I’ve come to appreciate the level of quality these brands keep delivering when it comes to their soundstage. They always seem to surprise me, and the Gems are no different. The width is more than acceptable for this price range, but the level of separation conveyed here is on another level entirely. Instruments appear with great clarity, and the imaging presents them as massive sounds with spatial accuracy. There’s a level of scale with each sound that most IEMs in this price range can’t meet. The layering feels a bit linear at times but still breaks out into a more outward headspace.
The bass on the Gems is very punchy and deep. It resonates with clarity while not shying away from the meaty tone of the lows. The frecencies never felt overwhelming, just properly accentuated in the sound signature. It makes for some fun and engaging bass that’s tight and impactful. The mid-bass also features some nice warmth that adds color rather than muddiness.
With the midrange, you get a mixture of great textures and clarity. Upper and lower mids receive great emphasis while not recessing the midrange as a whole. Certain timbral elements tend to favor the warmer low-mids, but the tonality is stil very full and clean. Vocals are extremely present, with good definition and smooth textures.

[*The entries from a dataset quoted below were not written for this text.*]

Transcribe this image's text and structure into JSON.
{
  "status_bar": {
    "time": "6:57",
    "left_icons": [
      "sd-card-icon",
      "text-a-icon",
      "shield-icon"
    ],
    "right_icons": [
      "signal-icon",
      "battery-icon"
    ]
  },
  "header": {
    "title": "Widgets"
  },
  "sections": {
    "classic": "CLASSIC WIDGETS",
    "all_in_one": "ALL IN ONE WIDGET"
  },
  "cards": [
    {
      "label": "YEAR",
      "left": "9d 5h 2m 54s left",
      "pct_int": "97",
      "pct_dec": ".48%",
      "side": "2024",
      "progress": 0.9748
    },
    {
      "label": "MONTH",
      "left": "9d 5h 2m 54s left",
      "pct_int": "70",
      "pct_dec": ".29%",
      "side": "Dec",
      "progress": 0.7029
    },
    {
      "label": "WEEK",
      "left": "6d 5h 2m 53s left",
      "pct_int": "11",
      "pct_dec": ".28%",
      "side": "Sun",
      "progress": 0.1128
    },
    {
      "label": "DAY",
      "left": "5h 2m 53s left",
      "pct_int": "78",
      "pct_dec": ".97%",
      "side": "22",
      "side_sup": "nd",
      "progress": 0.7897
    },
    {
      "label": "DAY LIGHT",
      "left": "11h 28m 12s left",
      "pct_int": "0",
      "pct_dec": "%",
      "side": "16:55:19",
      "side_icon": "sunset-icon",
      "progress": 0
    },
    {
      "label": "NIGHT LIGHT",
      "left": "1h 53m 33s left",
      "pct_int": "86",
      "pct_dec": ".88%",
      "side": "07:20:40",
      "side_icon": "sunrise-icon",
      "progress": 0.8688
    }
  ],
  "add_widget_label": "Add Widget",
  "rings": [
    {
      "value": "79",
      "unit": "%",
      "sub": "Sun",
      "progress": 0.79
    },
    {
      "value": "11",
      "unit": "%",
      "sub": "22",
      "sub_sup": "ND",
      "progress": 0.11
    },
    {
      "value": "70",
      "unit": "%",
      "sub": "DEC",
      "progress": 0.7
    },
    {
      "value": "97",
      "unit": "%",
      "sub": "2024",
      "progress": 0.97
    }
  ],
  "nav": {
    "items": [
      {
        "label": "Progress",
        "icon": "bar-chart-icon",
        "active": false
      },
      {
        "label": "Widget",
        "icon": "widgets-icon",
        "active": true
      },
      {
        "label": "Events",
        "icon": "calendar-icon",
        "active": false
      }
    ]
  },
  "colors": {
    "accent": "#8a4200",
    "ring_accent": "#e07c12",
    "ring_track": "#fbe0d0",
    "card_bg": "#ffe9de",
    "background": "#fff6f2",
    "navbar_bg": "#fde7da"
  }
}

The treble portion of the frequency response finished off the sound signature with a shimmery timbre. Some frequencies have a light piercing quality here, but nothing too harsh or overbearing. I’d go as far to say that the highs take the most prevalent appearance in the sound signature, giving you the quickest response with the highest fidelity. Some textures can sparkle, but most of the time the highs are a sheen of brightness that characterizes the frequencies in a way that makes them unique and easy to digest.
Ikko has once again delivered a great sound with an interesting design. Its an affordable IEM filled with rich details and textures, with a strong signal to boot. There’s not much else to say here besides the fact that though there’s a ton of quality here, the Gems still has some strong competition.
Pros and Cons
- Fine treble
- Punchy bass
- Aesthetic design
- Big imaging
- Loose fit
- Strong competition
The Ikko Gems OH1S is available at Audio 46.